27 November 2013
The Deathly Facts of Life: A Theme of Inevitable and Unexpected Death in Two Gothic Works
Death is an aspect of life that applies to all, and the end of life signifies an entrance into the unknown. Horror movies and Gothic literature often include death since it invokes fear and grief. In both Alfred Hitchcock's Psycho and Edgar Allan Poe's "The Masque of the Red Death", dark characters contribute to developing the theme that death is inevitable but unexpected by its victims.
Death comes inevitably for all human beings, yet in these Gothic works, it comes especially unexpectedly for the characters who face it. This theme is evident in Psycho when Marion Crane, obviously taken by surprise, screams as her attacker stabs her to death. Her surprise and horror is juxtaposed with the preceding scene when Marion relaxes with a refreshing shower.
The following event of her murder is traumatizing and shocking to her.
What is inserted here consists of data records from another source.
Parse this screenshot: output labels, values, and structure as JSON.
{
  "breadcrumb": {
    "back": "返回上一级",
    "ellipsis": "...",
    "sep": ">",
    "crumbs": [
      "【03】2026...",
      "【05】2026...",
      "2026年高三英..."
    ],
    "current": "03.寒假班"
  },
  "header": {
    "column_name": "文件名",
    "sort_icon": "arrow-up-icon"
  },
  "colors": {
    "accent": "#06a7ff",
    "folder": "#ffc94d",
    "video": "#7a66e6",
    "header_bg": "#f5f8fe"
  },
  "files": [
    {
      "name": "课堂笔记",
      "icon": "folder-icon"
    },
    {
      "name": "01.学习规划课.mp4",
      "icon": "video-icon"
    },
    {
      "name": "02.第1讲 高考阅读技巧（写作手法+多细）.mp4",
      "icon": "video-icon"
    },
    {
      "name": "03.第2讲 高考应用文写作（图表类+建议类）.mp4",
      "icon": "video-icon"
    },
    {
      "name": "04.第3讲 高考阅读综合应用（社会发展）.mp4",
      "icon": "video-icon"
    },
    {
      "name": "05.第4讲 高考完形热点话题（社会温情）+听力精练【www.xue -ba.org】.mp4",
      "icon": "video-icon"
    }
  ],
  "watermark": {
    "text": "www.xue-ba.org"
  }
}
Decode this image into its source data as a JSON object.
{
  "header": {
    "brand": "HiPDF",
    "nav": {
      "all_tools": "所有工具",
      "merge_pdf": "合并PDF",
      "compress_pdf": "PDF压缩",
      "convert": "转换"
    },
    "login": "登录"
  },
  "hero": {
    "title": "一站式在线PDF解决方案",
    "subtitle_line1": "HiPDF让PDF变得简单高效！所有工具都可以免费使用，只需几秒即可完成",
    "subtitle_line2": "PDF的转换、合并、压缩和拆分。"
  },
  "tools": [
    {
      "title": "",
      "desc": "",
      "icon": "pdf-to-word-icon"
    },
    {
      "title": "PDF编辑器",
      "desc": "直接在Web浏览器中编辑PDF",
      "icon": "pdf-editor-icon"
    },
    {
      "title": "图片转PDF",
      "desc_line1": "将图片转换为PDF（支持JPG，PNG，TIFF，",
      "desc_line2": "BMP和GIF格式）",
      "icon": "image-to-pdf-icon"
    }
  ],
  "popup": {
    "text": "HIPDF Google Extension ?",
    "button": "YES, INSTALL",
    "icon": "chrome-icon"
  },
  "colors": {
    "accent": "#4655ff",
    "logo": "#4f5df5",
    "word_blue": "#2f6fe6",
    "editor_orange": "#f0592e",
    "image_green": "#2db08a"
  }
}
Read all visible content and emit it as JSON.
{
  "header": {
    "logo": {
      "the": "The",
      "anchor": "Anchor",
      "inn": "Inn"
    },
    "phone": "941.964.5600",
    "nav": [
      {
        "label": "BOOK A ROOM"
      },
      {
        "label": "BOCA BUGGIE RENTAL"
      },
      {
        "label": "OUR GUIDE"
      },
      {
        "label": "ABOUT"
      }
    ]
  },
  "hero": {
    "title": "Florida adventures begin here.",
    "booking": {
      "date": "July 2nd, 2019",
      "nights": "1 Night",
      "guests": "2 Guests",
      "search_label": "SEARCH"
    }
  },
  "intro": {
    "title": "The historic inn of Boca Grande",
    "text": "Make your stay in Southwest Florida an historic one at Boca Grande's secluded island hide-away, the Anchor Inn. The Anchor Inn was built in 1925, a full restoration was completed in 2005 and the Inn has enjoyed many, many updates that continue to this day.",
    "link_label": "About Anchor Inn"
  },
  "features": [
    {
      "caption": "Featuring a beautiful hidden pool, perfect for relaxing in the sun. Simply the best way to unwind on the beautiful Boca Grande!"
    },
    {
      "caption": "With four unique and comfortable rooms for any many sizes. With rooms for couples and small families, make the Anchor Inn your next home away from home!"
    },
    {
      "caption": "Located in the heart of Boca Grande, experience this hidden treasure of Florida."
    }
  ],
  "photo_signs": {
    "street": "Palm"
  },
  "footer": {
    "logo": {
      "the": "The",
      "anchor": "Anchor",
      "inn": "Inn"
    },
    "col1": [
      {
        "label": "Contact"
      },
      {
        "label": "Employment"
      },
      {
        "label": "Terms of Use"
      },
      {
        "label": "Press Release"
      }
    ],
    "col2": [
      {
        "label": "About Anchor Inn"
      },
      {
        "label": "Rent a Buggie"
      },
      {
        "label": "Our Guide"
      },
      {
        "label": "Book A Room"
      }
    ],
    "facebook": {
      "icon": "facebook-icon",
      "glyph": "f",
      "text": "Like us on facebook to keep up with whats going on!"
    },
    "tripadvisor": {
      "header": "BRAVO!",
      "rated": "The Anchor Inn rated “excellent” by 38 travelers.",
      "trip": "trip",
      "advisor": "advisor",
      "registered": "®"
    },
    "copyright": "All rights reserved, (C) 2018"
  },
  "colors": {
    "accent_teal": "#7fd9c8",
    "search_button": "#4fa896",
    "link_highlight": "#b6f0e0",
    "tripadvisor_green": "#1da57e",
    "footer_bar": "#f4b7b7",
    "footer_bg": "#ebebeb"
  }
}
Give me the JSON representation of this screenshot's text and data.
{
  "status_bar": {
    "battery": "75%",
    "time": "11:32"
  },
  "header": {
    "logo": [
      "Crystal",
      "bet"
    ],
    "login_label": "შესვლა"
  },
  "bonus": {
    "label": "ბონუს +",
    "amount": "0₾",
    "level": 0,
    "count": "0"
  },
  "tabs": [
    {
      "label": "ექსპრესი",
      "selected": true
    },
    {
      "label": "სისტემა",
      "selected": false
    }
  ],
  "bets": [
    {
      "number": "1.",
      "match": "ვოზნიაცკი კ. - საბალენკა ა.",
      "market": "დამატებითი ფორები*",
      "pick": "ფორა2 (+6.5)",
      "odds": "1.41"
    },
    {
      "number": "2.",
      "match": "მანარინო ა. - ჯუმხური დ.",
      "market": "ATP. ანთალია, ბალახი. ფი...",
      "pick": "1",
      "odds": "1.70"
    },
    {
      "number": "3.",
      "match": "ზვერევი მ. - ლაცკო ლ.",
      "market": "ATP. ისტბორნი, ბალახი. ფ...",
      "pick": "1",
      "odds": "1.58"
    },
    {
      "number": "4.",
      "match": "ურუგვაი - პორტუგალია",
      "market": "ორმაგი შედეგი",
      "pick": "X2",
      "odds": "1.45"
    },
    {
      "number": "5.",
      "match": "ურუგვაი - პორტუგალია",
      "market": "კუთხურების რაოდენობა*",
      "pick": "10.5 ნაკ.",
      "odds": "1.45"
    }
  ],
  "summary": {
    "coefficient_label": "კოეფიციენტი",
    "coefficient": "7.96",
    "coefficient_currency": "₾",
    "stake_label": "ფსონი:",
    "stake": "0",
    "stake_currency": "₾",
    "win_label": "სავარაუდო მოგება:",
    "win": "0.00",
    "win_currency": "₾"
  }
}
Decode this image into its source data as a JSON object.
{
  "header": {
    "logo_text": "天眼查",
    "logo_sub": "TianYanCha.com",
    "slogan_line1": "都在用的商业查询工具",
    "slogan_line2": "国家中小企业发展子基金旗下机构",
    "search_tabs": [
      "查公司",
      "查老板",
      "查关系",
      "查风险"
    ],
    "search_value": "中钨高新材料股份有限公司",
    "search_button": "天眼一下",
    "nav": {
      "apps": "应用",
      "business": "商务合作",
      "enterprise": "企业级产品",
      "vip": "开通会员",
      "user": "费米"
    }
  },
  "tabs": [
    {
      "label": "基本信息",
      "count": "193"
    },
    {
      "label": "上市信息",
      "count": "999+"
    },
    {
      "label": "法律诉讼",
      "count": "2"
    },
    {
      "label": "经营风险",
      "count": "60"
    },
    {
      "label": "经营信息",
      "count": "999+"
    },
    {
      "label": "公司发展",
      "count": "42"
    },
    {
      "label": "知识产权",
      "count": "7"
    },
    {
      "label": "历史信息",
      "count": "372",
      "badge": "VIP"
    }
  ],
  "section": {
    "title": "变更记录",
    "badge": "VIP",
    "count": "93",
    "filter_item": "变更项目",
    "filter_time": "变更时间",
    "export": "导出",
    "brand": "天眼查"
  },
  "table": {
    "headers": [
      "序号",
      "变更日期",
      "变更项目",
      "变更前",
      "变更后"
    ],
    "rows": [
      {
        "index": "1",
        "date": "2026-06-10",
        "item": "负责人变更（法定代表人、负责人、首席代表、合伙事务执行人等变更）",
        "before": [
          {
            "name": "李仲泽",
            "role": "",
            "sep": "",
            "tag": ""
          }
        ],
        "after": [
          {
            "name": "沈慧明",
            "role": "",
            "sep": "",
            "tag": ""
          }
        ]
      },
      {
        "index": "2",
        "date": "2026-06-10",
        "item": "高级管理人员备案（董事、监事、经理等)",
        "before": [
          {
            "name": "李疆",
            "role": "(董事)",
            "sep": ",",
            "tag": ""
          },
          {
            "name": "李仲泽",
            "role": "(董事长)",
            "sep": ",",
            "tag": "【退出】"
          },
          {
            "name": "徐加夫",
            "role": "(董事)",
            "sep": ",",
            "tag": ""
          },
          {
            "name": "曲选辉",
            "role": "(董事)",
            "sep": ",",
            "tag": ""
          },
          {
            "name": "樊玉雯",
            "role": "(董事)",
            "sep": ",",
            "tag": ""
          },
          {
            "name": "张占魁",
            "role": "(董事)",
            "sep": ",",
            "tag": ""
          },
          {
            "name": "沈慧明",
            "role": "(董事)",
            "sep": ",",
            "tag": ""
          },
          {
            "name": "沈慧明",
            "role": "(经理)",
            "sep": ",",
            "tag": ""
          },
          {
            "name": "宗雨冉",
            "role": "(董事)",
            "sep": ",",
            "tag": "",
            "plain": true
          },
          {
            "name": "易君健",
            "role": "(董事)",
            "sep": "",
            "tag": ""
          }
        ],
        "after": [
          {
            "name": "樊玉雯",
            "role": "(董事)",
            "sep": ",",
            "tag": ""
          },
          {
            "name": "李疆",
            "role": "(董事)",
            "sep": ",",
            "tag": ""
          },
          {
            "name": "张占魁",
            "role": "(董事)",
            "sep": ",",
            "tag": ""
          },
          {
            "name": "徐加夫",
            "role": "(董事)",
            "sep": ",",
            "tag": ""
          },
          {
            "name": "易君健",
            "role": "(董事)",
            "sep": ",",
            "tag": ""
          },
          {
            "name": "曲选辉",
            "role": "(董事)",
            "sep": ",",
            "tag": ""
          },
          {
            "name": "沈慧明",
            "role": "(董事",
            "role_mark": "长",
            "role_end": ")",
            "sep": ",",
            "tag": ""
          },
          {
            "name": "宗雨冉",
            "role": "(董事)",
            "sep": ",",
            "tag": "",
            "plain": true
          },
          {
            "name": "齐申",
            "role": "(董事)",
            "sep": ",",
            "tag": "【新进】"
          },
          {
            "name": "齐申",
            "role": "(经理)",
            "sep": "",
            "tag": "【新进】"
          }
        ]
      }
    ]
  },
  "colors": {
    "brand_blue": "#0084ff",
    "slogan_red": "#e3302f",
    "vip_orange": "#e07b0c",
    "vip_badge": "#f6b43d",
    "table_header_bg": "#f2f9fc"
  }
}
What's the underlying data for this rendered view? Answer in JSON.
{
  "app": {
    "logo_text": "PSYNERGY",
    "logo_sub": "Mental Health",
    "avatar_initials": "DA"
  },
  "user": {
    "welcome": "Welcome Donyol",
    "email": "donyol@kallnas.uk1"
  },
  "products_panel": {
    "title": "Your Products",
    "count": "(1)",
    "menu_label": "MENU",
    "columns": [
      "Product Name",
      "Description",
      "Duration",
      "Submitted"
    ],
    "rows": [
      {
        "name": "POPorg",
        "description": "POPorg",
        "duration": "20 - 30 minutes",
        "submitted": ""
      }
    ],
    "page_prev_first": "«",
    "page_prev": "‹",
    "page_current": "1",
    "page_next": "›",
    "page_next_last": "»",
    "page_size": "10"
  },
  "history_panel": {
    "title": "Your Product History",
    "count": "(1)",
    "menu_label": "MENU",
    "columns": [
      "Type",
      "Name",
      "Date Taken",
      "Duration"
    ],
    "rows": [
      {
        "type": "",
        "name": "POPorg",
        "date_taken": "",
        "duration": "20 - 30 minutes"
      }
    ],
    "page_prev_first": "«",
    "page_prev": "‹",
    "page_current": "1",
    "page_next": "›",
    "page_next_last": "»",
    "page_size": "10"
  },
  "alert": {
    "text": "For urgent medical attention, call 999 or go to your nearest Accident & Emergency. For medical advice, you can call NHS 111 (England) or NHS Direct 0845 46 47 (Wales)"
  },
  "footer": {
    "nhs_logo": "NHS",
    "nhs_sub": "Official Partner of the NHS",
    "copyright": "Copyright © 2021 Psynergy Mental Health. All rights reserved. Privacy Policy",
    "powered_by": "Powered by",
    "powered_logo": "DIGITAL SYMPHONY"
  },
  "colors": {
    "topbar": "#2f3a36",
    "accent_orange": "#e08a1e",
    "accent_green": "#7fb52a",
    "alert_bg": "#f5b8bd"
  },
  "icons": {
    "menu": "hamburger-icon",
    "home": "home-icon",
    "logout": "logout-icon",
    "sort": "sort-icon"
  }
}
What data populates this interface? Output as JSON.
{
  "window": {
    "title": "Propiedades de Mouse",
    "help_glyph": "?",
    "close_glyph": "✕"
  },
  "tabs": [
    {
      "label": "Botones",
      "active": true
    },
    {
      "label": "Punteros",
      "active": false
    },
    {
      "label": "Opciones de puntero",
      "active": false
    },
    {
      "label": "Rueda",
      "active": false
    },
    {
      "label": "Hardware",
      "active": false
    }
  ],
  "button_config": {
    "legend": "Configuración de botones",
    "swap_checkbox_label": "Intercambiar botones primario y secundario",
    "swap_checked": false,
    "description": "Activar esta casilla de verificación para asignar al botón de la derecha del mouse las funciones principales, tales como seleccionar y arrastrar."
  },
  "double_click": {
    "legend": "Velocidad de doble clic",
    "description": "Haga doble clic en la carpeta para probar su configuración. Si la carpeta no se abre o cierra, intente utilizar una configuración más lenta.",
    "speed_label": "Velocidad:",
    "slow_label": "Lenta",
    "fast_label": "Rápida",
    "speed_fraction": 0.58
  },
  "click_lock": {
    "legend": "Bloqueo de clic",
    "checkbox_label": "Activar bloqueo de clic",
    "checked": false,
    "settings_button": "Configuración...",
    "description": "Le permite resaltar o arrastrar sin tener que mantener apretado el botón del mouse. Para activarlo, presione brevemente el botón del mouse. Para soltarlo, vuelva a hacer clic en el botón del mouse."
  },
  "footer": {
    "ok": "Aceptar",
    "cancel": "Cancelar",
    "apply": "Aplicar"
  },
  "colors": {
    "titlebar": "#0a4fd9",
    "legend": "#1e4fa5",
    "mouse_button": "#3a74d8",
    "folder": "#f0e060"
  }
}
Although the motel is an isolated place, Marion expects the motel to be safe. She is more worried about how to hide the cash she has stolen. As a result, her life is suddenly taken by Norman Bates. In "The Masque of the Red Death", the mass death of the nobles is certainly ironic and unforeseen because they locked themselves in the large castle to for the very purpose of escaping death. The castle is described as extremely secure with its "strong and lofty wall" and "gates of iron" (Poe). As these social elites engage in the night's merriments - music, dancing, wine - they find a corpse-like figure with clothing dabbled in blood. The juxtaposition reflects the surprise and horror felt as the guests realize that the Red Death is present. Outraged with the presence...